Stout’s inclusion of such side-stories reflects her refusal to oversimplify (something all too common and frequently accepted in works on Cuba) and her commitment to the truth. Stout allows the historical documents and her interviews to guide the story, rather than her own political objectives. She is careful to draw a broader picture but also to clearly demarcate the hard facts from her personal opinion. She uses phrases like “I think” or “probably,” disclosing the room for subjectivity, but also admitting that – especially in Cuba — not all facts can be doubly and triply confirmed.
Toward the end of the book, the narrative becomes less cohesive and succinct. Readers will likely yearn for more context on the political, economic, and social situation within which Celia was operating in the 60s and 70s. The book becomes almost entirely reliant on anecdotes, from which readers are expected to extrapolate. Finally, after Celia’s death, I hoped for more indication of the legacy Celia left behind. After reading the book, I ask myself, if her work was so important, what was the loss to Cuba upon her death? Who filled the void that her death surely must have created? How is her presence felt (or not felt) today? A book that so proudly mediates between different sources and temporal scopes would have benefitted from a more holistic closure.

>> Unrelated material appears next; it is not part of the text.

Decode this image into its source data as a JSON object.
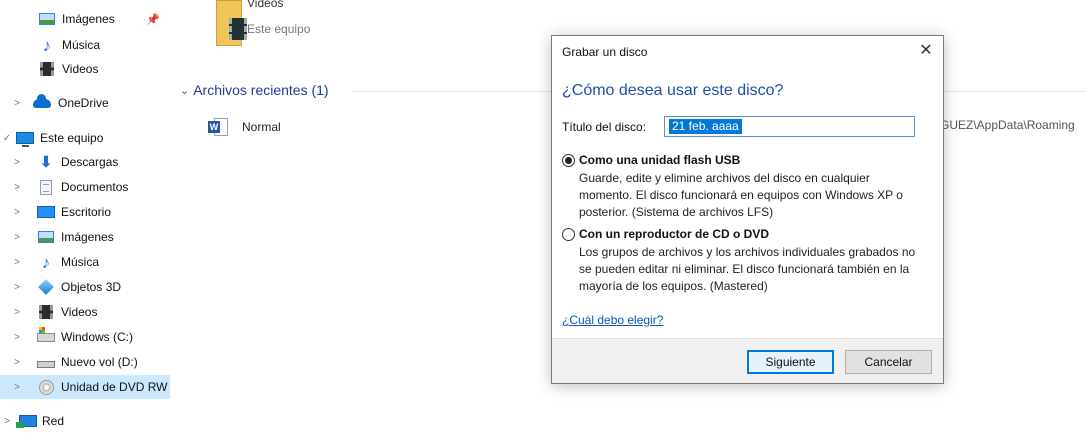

Nevertheless, I am impressed by the energy, devotion, and passion that Stout has put forth to assure that Celia Sánchez’s place in history is recognized. I applaud Stout and thank her for this comprehensive and enlightening book. Reviewed by Miriam Psychas PhD program in History and Literature of Latin America Harvard University